THE TASK = Show every line of the data where the word "there" can be found.

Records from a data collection
◆ ◆ ◆ ◆ ◆
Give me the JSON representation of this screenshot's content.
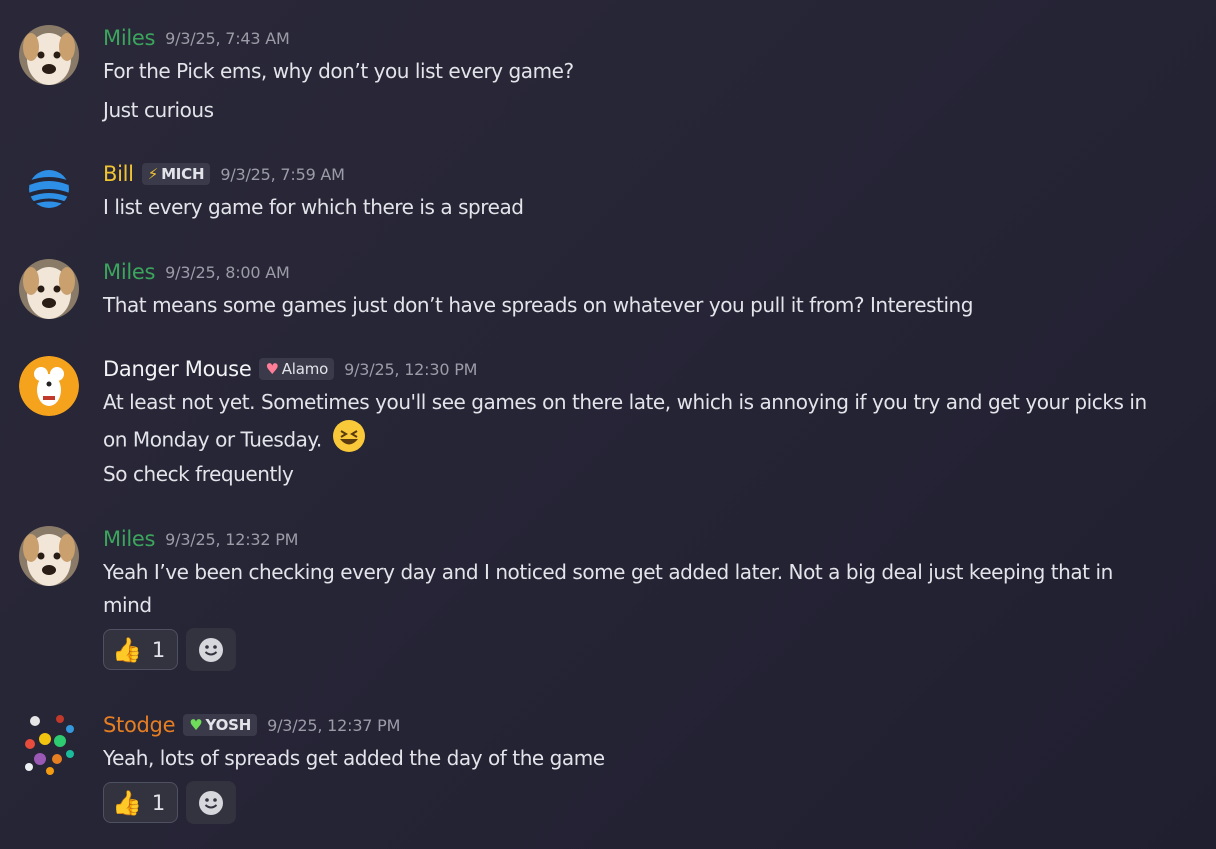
{
  "messages": [
    {
      "username": "Miles",
      "color": "#3ba55d",
      "timestamp": "9/3/25, 7:43 AM",
      "lines": [
        "For the Pick ems, why don’t you list every game?",
        "Just curious"
      ]
    },
    {
      "username": "Bill",
      "color": "#f0c430",
      "tag": {
        "icon": "lightning-icon",
        "label": "MICH"
      },
      "timestamp": "9/3/25, 7:59 AM",
      "lines": [
        "I list every game for which there is a spread"
      ]
    },
    {
      "username": "Miles",
      "color": "#3ba55d",
      "timestamp": "9/3/25, 8:00 AM",
      "lines": [
        "That means some games just don’t have spreads on whatever you pull it from? Interesting"
      ]
    },
    {
      "username": "Danger Mouse",
      "color": "#f2f3f5",
      "tag": {
        "icon": "heart-icon",
        "label": "Alamo"
      },
      "timestamp": "9/3/25, 12:30 PM",
      "lines": [
        "At least not yet. Sometimes you'll see games on there late, which is annoying if you try and get your picks in",
        "on Monday or Tuesday.",
        "So check frequently"
      ],
      "emoji": "laughing-emoji"
    },
    {
      "username": "Miles",
      "color": "#3ba55d",
      "timestamp": "9/3/25, 12:32 PM",
      "lines": [
        "Yeah I’ve been checking every day and I noticed some get added later. Not a big deal just keeping that in",
        "mind"
      ],
      "reaction": {
        "emoji": "thumbs-up-emoji",
        "count": "1"
      }
    },
    {
      "username": "Stodge",
      "color": "#e67e22",
      "tag": {
        "icon": "green-heart-icon",
        "label": "YOSH"
      },
      "timestamp": "9/3/25, 12:37 PM",
      "lines": [
        "Yeah, lots of spreads get added the day of the game"
      ],
      "reaction": {
        "emoji": "thumbs-up-emoji",
        "count": "1"
      }
    }
  ]
}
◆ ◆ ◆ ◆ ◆
TASK SOLUTION =
        "I list every game for which there is a spread"
        "At least not yet. Sometimes you'll see games on there late, which is annoying if you try and get your picks in",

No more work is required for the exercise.